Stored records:
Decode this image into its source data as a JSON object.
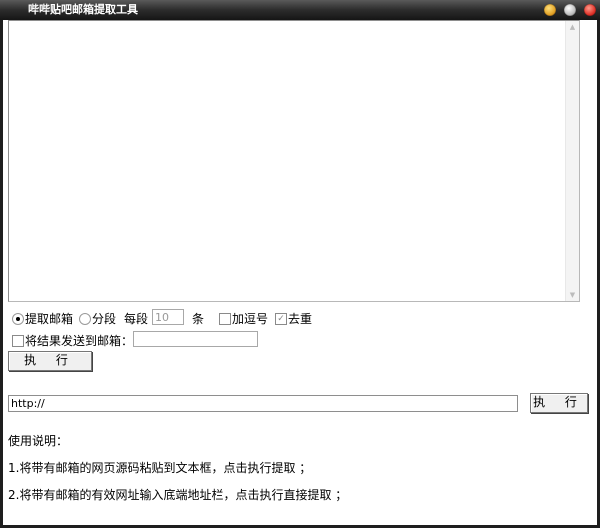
{
  "window": {
    "title": "哔哔贴吧邮箱提取工具"
  },
  "options": {
    "extract_email_label": "提取邮箱",
    "segment_label": "分段",
    "per_segment_label": "每段",
    "per_segment_value": "10",
    "per_segment_unit": "条",
    "add_comma_label": "加逗号",
    "dedupe_label": "去重",
    "send_to_email_label": "将结果发送到邮箱：",
    "send_to_email_value": ""
  },
  "execute_button_label": "执 行",
  "url_bar": {
    "value": "http://",
    "button_label": "执 行"
  },
  "instructions": {
    "heading": "使用说明：",
    "step1": "1.将带有邮箱的网页源码粘贴到文本框，点击执行提取 ；",
    "step2": "2.将带有邮箱的有效网址输入底端地址栏，点击执行直接提取 ；"
  }
}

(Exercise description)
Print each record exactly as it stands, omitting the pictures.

(Expected answer)
Decode this image into its source data as a JSON object.
{
  "window": {
    "title": "哔哔贴吧邮箱提取工具"
  },
  "options": {
    "extract_email_label": "提取邮箱",
    "segment_label": "分段",
    "per_segment_label": "每段",
    "per_segment_value": "10",
    "per_segment_unit": "条",
    "add_comma_label": "加逗号",
    "dedupe_label": "去重",
    "send_to_email_label": "将结果发送到邮箱：",
    "send_to_email_value": ""
  },
  "execute_button_label": "执 行",
  "url_bar": {
    "value": "http://",
    "button_label": "执 行"
  },
  "instructions": {
    "heading": "使用说明：",
    "step1": "1.将带有邮箱的网页源码粘贴到文本框，点击执行提取 ；",
    "step2": "2.将带有邮箱的有效网址输入底端地址栏，点击执行直接提取 ；"
  }
}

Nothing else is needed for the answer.